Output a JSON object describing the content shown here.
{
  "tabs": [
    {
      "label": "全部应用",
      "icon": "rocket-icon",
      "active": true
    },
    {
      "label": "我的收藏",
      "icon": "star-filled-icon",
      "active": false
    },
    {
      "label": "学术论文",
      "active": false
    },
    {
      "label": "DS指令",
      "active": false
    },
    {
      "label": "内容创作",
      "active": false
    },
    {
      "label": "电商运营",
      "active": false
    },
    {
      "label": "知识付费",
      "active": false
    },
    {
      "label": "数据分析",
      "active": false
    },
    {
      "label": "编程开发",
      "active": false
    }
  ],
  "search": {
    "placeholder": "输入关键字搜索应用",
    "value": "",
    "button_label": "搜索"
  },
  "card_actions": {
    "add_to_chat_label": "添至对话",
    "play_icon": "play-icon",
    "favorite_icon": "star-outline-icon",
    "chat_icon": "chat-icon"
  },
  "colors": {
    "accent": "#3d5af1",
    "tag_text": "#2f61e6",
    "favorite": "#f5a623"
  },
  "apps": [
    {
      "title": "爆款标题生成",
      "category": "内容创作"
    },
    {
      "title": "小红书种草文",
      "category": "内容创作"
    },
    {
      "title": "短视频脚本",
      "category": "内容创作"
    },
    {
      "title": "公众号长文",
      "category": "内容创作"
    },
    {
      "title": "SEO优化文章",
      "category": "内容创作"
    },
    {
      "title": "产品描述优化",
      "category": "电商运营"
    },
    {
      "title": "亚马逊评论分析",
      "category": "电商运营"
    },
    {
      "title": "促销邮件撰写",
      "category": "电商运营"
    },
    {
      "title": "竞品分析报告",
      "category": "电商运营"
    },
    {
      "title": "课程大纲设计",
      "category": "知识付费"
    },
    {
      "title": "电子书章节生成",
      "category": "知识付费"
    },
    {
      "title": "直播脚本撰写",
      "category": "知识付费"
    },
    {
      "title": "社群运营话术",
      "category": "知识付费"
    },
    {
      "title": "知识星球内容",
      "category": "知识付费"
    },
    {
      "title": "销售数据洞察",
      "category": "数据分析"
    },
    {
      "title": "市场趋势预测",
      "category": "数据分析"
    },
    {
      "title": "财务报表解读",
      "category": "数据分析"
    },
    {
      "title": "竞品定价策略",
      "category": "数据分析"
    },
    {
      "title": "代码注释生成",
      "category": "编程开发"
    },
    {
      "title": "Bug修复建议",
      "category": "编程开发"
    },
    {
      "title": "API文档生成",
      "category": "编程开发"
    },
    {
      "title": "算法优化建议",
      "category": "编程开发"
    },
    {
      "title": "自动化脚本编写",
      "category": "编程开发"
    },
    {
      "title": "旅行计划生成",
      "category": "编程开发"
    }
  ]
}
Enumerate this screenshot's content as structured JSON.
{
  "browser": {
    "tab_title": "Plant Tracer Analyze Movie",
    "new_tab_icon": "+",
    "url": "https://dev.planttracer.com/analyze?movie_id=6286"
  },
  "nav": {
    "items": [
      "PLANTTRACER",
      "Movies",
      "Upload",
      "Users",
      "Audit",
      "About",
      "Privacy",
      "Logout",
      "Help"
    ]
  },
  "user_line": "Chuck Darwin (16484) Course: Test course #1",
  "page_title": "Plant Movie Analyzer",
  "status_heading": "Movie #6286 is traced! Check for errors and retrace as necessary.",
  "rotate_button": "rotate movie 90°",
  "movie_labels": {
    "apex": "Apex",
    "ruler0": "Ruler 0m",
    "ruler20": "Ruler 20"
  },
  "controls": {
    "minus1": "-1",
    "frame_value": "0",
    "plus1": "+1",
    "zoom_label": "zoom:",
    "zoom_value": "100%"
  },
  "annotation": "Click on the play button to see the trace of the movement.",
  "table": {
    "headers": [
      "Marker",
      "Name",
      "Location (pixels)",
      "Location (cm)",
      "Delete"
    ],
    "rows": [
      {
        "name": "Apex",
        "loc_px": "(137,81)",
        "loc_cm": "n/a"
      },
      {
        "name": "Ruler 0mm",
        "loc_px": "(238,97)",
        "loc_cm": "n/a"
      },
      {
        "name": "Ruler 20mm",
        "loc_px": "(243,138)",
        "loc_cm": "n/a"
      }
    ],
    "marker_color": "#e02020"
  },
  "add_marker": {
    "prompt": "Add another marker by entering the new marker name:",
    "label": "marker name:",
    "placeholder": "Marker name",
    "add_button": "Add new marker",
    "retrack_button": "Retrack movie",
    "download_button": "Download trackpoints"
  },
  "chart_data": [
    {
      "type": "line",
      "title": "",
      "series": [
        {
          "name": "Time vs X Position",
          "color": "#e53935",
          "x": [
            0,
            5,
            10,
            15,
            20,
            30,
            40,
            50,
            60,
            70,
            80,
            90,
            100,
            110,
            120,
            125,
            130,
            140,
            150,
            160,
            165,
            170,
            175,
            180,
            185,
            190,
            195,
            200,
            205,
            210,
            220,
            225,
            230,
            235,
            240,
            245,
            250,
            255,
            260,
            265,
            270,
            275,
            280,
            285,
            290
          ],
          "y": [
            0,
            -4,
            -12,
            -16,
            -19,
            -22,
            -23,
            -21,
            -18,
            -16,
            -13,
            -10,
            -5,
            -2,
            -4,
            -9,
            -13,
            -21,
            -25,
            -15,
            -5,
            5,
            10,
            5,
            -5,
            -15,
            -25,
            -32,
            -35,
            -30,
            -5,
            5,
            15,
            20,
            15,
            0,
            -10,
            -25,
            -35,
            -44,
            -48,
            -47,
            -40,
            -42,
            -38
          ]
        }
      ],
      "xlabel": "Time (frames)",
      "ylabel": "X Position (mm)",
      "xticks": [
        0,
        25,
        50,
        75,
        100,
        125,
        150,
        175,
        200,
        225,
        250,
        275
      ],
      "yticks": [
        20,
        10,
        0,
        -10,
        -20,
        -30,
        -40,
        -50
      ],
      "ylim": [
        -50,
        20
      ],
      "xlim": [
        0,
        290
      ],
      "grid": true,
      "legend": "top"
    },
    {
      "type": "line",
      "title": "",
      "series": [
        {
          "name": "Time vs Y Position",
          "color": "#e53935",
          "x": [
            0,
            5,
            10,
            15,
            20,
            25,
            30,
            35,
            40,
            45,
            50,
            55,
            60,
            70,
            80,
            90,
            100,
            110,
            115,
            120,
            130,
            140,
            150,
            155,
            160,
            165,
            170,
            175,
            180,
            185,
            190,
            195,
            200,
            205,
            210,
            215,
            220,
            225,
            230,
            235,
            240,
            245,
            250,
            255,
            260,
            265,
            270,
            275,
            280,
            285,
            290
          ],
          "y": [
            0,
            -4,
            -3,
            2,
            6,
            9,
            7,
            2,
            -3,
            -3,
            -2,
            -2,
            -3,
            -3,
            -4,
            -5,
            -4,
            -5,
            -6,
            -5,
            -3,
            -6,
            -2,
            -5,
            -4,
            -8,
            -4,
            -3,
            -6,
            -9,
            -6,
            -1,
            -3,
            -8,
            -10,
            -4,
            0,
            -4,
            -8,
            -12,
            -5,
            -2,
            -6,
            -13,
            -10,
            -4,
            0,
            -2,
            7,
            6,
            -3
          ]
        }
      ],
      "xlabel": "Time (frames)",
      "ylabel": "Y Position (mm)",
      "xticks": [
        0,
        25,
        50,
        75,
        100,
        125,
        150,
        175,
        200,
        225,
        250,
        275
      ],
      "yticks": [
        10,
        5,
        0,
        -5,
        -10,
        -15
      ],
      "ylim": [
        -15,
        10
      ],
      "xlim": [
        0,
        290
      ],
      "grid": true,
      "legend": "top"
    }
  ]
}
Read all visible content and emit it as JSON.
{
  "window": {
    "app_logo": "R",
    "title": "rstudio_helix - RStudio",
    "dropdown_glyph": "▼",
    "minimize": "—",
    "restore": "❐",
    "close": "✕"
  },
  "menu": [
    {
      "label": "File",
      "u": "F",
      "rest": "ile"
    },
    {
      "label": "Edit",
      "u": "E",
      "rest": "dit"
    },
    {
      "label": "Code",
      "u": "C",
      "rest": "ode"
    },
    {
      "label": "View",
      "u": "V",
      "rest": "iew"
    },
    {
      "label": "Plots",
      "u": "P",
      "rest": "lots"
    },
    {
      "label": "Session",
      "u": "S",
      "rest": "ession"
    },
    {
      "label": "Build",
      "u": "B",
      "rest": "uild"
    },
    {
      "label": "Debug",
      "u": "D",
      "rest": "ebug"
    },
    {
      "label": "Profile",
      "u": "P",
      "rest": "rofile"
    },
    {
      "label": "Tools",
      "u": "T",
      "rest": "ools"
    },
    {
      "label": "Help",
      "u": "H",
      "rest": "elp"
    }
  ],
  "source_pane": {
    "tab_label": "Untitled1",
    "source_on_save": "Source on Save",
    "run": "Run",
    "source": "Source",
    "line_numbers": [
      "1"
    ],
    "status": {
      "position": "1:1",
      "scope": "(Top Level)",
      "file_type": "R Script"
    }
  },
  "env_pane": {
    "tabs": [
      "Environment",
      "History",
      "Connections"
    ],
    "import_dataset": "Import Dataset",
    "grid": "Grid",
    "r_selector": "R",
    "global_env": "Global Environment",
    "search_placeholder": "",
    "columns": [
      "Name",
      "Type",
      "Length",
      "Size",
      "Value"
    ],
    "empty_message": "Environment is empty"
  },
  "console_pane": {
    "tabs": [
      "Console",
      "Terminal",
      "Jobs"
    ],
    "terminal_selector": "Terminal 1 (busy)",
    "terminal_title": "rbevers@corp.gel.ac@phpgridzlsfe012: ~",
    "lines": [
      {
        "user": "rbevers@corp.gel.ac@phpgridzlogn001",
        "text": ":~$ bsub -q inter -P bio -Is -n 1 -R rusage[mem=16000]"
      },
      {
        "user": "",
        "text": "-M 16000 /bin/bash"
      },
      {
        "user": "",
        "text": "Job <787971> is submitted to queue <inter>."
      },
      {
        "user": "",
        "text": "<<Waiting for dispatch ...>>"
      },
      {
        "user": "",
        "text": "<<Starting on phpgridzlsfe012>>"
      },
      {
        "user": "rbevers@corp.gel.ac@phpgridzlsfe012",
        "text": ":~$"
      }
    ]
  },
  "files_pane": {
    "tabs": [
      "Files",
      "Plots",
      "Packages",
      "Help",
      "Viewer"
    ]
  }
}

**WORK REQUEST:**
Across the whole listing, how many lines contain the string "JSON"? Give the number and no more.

**ANSWER BELOW:**
3